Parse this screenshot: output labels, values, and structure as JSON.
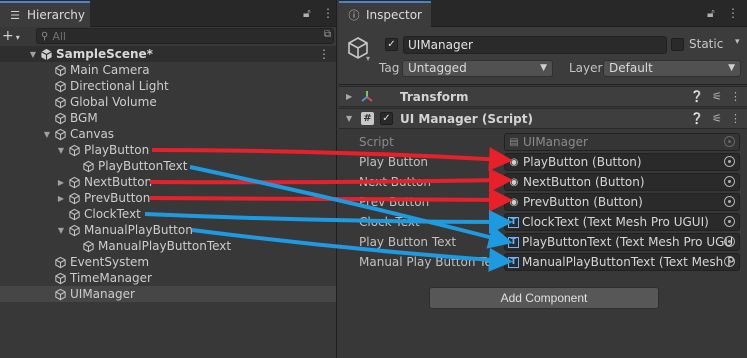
{
  "hierarchy": {
    "tab_label": "Hierarchy",
    "tab_icon": "hierarchy-icon",
    "search_placeholder": "All",
    "plus_label": "+",
    "scene_name": "SampleScene*",
    "items": [
      {
        "label": "Main Camera"
      },
      {
        "label": "Directional Light"
      },
      {
        "label": "Global Volume"
      },
      {
        "label": "BGM"
      },
      {
        "label": "Canvas"
      },
      {
        "label": "PlayButton"
      },
      {
        "label": "PlayButtonText"
      },
      {
        "label": "NextButton"
      },
      {
        "label": "PrevButton"
      },
      {
        "label": "ClockText"
      },
      {
        "label": "ManualPlayButton"
      },
      {
        "label": "ManualPlayButtonText"
      },
      {
        "label": "EventSystem"
      },
      {
        "label": "TimeManager"
      },
      {
        "label": "UIManager"
      }
    ]
  },
  "inspector": {
    "tab_label": "Inspector",
    "tab_icon": "info-icon",
    "object_name": "UIManager",
    "static_label": "Static",
    "tag_label": "Tag",
    "tag_value": "Untagged",
    "layer_label": "Layer",
    "layer_value": "Default",
    "transform_label": "Transform",
    "script_component_label": "UI Manager (Script)",
    "script_label": "Script",
    "script_value": "UIManager",
    "fields": [
      {
        "label": "Play Button",
        "value": "PlayButton (Button)",
        "icon": "button-icon"
      },
      {
        "label": "Next Button",
        "value": "NextButton (Button)",
        "icon": "button-icon"
      },
      {
        "label": "Prev Button",
        "value": "PrevButton (Button)",
        "icon": "button-icon"
      },
      {
        "label": "Clock Text",
        "value": "ClockText (Text Mesh Pro UGUI)",
        "icon": "text-icon"
      },
      {
        "label": "Play Button Text",
        "value": "PlayButtonText (Text Mesh Pro UGU",
        "icon": "text-icon"
      },
      {
        "label": "Manual Play Button Tex",
        "value": "ManualPlayButtonText (Text Mesh P",
        "icon": "text-icon"
      }
    ],
    "add_component_label": "Add Component"
  },
  "annotations": {
    "red_color": "#e8202a",
    "blue_color": "#1e9be0"
  }
}
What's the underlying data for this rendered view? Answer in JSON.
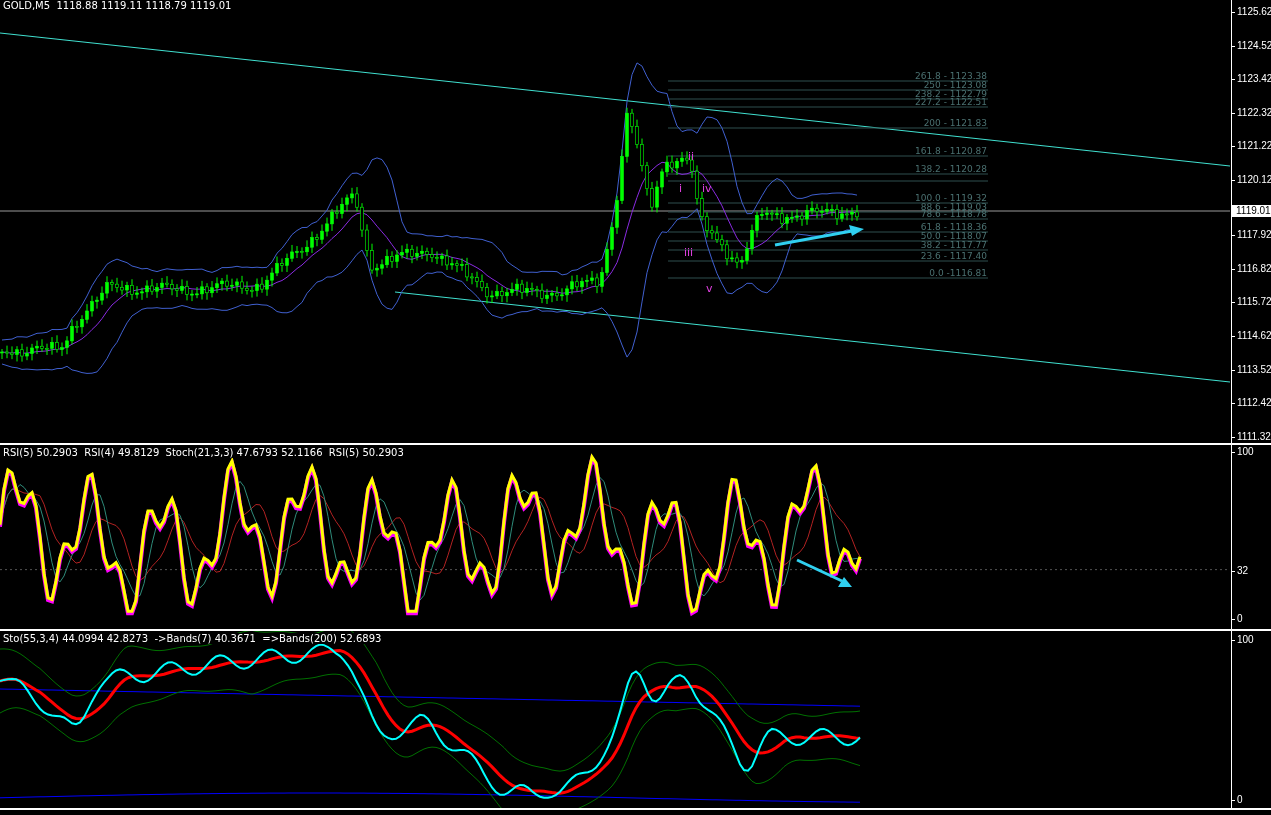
{
  "main_pane": {
    "header": "GOLD,M5  1118.88 1119.11 1118.79 1119.01",
    "price_axis": [
      "1125.62",
      "1124.52",
      "1123.42",
      "1122.32",
      "1121.22",
      "1120.12",
      "1119.01",
      "1117.92",
      "1116.82",
      "1115.72",
      "1114.62",
      "1113.52",
      "1112.42",
      "1111.32"
    ],
    "fib_levels": [
      "261.8 - 1123.38",
      "250 - 1123.08",
      "238.2 - 1122.79",
      "227.2 - 1122.51",
      "200 - 1121.83",
      "161.8 - 1120.87",
      "138.2 - 1120.28",
      "100.0 - 1119.32",
      "88.6 - 1119.03",
      "78.6 - 1118.78",
      "61.8 - 1118.36",
      "50.0 - 1118.07",
      "38.2 - 1117.77",
      "23.6 - 1117.40",
      "0.0 -1116.81"
    ],
    "wave_labels": [
      "ii",
      "i",
      "iv",
      "iii",
      "v"
    ]
  },
  "rsi_pane": {
    "header": "RSI(5) 50.2903  RSI(4) 49.8129  Stoch(21,3,3) 47.6793 52.1166  RSI(5) 50.2903",
    "axis": [
      "100",
      "32",
      "0"
    ]
  },
  "sto_pane": {
    "header": "Sto(55,3,4) 44.0994 42.8273  ->Bands(7) 40.3671  =>Bands(200) 52.6893",
    "axis": [
      "100",
      "0"
    ]
  }
}
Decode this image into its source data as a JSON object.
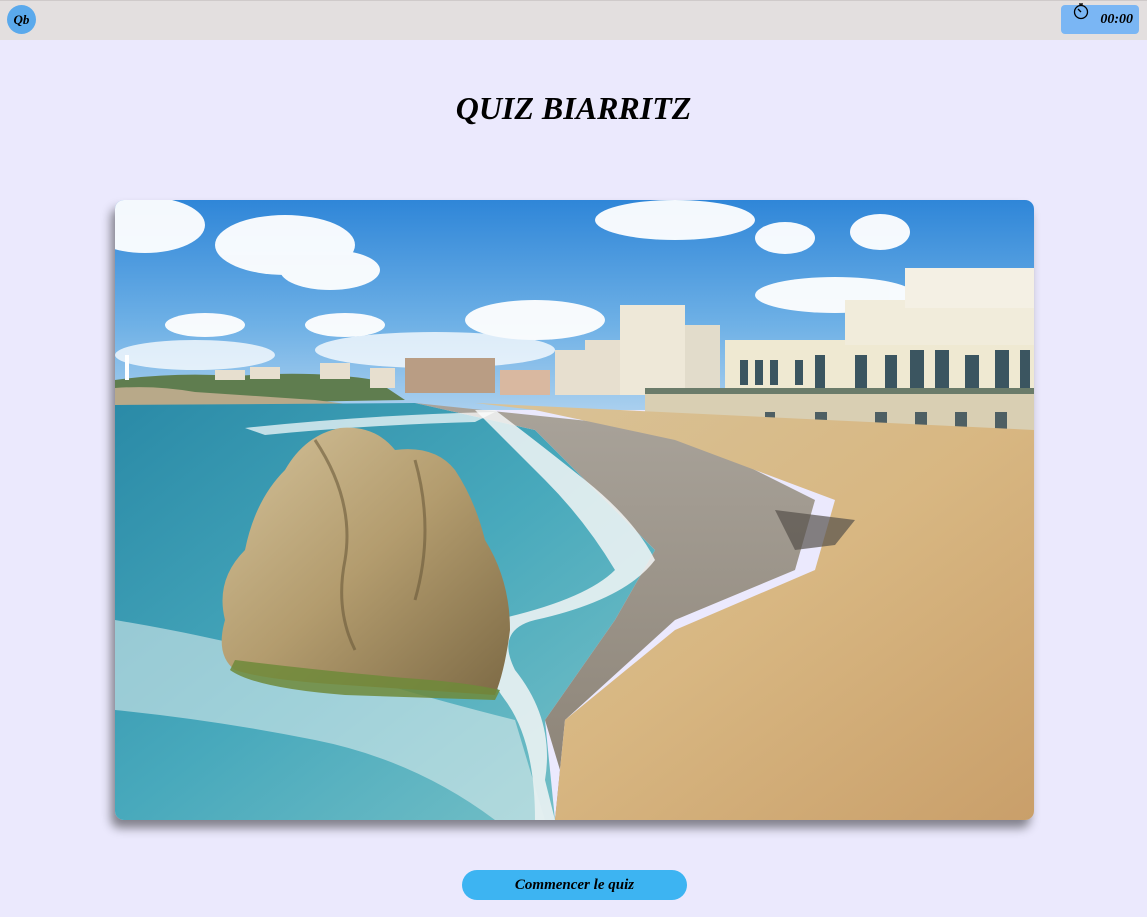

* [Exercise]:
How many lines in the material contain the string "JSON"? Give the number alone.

* [Response]:
3